_Goal of the exercise_. Pull out every line with the word "this" from the entries below.

*** Source records Section Begins ***

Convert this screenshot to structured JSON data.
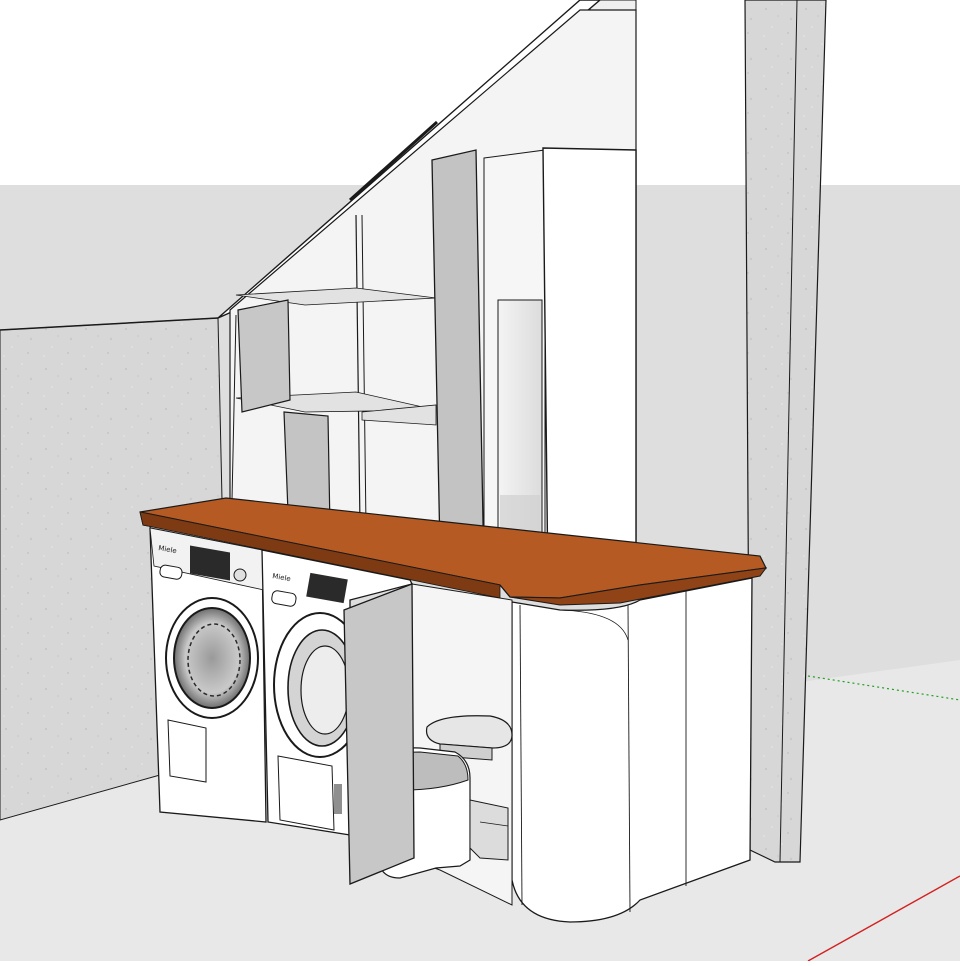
{
  "scene": {
    "subject": "",
    "colors": {
      "sky": "#ffffff",
      "ground": "#e6e6e6",
      "far_ground": "#dcdcdc",
      "wall_concrete": "#d9d9d9",
      "cabinet": "#ffffff",
      "door_grey": "#c8c8c8",
      "door_shadow": "#a9a9a9",
      "worktop": "#b45a22",
      "worktop_edge": "#8a3e14",
      "outline": "#1a1a1a",
      "axis_green": "#22a022",
      "axis_red": "#d42020"
    }
  },
  "appliances": {
    "washer_brand": "Miele",
    "dryer_brand": "Miele"
  }
}
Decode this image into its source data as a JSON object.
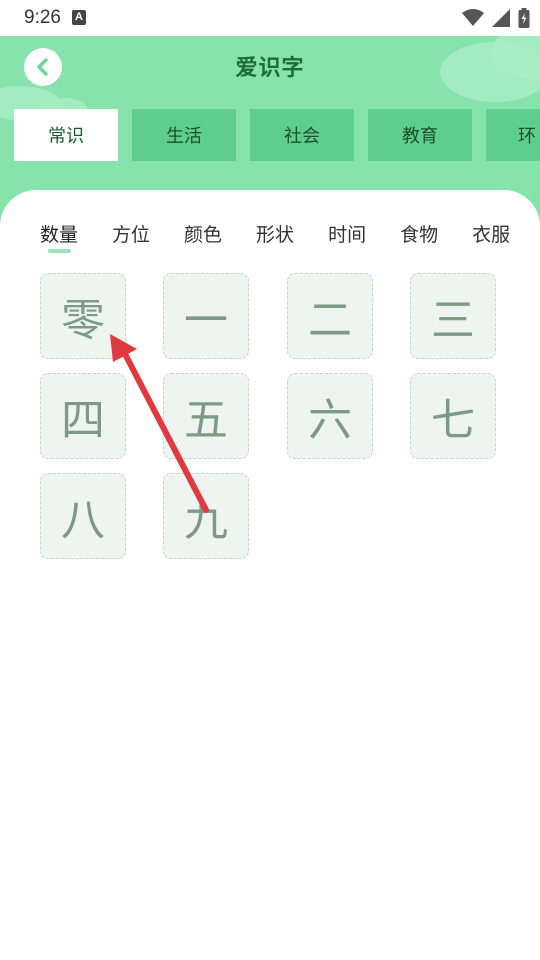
{
  "status_bar": {
    "time": "9:26",
    "notification_icon": "A"
  },
  "header": {
    "title": "爱识字",
    "back_icon": "chevron-left-icon"
  },
  "tabs": [
    {
      "label": "常识",
      "active": true
    },
    {
      "label": "生活",
      "active": false
    },
    {
      "label": "社会",
      "active": false
    },
    {
      "label": "教育",
      "active": false
    },
    {
      "label": "环",
      "active": false
    }
  ],
  "sub_tabs": [
    {
      "label": "数量",
      "active": true
    },
    {
      "label": "方位",
      "active": false
    },
    {
      "label": "颜色",
      "active": false
    },
    {
      "label": "形状",
      "active": false
    },
    {
      "label": "时间",
      "active": false
    },
    {
      "label": "食物",
      "active": false
    },
    {
      "label": "衣服",
      "active": false
    }
  ],
  "characters": [
    "零",
    "一",
    "二",
    "三",
    "四",
    "五",
    "六",
    "七",
    "八",
    "九"
  ],
  "colors": {
    "header_green": "#86e3ab",
    "tab_green": "#5fcd8e",
    "title_green": "#1d6b36",
    "cell_bg": "#eef5f0",
    "char_color": "#7c9a86",
    "arrow_red": "#e0393e"
  }
}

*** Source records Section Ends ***

_Task solution_.
Convert this screenshot to structured JSON data.
Decode this image into its source data as a JSON object.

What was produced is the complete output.